  3. The script, which plays fast and loose with history to a quite unacceptable degree.
  4. The film-making, which has no conception of suspense and allows the nominally scary stuff to just lie there and die there.


But to balance these colossal handicaps, the film has a number of things very much in its favour —

  1. Hugh Grant, who is genuinely funny, and signals the film’s willingness to be lighthearted as well as dour. In this he’s immeasurably aided by first-rate clowning from Ronan Vibert as a comedy manservant who would look at home in a James Whale picture.
  2. Liz Hurley. This may be her only effective performance. One may still think “Liz Hurley: someone has been careless,” but she acquits herself well with the very unnatural dialogue and looks even better naked than usual.
  3. The script, which cracks the problem of all Deodati-weekend movies — nothing actually happens — by having the monster come to flesh-and-blood life and bump off the participants, one by one, enacting a kind of curse of Frankenstein. This of course requires considerable flying in the face of history (Polidori didn’t die THEN, one thinks), but results in some uncanny and surprising scenes.
  4. The film-making. While Ivan Passer seemed to be on lithium and Ken Russell flipped through his scenario with reckless insouciance, throwing in images he’d worn out on previous ventures, Suarez produces genuinely stunning images on a regular basis ~

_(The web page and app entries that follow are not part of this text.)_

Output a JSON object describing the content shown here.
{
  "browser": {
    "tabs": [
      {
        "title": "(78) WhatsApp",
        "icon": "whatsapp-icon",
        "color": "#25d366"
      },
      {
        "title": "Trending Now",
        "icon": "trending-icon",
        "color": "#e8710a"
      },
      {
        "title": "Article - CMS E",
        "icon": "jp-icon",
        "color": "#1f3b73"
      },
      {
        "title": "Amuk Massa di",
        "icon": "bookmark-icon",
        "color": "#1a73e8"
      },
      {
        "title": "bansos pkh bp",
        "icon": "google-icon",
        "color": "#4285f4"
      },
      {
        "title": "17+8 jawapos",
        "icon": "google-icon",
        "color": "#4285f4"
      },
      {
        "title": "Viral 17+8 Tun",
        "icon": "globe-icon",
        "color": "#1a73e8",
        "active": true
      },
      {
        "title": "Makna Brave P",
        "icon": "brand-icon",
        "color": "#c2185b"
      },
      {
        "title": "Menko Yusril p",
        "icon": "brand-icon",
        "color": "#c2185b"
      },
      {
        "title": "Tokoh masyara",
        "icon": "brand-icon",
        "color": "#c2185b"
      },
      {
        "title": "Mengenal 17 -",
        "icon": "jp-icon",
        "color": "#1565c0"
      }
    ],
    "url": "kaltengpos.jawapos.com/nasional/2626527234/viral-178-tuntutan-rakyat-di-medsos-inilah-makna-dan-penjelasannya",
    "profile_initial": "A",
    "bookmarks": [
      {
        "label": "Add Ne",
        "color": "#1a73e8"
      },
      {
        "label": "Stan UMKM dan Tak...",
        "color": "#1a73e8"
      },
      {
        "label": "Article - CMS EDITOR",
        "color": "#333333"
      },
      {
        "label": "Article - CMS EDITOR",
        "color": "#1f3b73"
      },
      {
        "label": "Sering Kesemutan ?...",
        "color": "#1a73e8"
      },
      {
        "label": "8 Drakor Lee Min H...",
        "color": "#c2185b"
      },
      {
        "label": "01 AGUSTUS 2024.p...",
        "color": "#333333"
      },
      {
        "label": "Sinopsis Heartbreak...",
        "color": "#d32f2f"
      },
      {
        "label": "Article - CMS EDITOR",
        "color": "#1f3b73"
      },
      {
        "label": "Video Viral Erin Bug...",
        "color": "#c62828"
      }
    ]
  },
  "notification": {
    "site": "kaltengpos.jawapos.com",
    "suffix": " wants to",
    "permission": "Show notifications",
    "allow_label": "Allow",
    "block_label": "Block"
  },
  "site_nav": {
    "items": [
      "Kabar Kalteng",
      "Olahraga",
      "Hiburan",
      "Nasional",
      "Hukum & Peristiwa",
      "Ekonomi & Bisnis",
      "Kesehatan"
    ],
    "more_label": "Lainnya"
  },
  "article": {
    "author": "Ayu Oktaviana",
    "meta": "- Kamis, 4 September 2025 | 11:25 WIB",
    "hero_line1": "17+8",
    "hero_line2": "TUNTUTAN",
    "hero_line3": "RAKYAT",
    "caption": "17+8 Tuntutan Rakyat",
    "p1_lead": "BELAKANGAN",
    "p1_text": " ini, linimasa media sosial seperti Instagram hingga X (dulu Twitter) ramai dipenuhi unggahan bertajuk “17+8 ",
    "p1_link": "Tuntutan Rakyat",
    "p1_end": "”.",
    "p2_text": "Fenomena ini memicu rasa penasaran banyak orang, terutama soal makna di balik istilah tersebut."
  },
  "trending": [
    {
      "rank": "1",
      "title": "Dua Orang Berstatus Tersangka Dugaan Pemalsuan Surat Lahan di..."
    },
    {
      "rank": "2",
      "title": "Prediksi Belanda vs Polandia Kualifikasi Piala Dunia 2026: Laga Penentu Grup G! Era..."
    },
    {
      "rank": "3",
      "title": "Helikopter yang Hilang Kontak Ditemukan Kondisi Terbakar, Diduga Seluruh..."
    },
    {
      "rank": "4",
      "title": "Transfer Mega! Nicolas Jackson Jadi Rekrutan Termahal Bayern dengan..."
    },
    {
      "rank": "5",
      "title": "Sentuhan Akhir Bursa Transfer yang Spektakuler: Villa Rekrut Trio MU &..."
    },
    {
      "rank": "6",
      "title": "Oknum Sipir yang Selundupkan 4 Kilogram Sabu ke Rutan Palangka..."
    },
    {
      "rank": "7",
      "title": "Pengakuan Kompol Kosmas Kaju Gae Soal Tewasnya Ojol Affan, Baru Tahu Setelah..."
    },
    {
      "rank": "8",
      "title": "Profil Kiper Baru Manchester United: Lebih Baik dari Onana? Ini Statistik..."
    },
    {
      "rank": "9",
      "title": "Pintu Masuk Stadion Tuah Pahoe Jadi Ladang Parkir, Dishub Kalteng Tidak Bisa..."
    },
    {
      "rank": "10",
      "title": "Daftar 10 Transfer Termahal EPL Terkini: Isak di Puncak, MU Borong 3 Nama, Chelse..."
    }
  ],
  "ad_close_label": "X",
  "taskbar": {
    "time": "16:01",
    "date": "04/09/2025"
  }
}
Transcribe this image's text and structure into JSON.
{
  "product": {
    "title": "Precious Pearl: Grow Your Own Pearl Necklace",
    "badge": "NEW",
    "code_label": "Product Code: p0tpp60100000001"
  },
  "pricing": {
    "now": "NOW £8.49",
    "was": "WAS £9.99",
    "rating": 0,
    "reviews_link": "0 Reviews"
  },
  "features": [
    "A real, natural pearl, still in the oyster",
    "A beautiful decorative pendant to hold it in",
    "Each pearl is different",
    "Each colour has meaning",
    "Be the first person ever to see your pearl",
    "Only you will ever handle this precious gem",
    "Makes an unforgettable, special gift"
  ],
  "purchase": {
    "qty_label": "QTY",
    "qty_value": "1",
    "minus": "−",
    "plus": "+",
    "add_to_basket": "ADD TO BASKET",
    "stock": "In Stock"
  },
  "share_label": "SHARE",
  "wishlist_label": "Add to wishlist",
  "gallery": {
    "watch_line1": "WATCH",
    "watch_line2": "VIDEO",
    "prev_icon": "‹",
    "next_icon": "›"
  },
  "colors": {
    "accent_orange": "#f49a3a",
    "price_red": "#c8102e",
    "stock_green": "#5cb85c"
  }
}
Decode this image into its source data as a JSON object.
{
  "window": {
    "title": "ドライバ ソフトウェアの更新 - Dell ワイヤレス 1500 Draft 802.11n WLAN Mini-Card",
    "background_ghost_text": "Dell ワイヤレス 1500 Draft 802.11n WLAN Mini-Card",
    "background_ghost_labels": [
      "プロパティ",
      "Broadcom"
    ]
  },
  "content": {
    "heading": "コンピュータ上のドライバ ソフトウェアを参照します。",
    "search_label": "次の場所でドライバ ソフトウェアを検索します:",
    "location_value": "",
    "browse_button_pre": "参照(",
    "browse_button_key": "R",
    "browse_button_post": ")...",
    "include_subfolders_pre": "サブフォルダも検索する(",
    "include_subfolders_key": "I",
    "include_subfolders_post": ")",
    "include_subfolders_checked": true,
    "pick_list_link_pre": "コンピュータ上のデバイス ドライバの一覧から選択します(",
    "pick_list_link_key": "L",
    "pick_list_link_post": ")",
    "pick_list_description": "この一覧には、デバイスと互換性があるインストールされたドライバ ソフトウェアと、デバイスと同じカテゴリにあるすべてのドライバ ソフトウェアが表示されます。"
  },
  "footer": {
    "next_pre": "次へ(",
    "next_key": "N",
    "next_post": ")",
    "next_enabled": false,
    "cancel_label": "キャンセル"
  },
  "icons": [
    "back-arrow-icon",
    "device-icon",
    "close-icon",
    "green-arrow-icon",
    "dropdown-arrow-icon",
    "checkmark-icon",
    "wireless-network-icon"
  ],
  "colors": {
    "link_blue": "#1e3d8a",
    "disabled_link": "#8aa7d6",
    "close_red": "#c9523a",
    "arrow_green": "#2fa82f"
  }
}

So, the film’s flaws and virtues are largely interchangeable. It has an eerie monster, Jose Carlos Rivas, who speaks like an answering machine, and outstanding design and cinematography (Yvonne Blake, on costume, also did Lester’s MUSKETEERS). The director’s inability to muster tension, and the cast’s variable ability to navigate the more challenging scenes, make it a rocky ride, but it hits the sublime every ten or twenty minutes, and that ain’t nuthin’.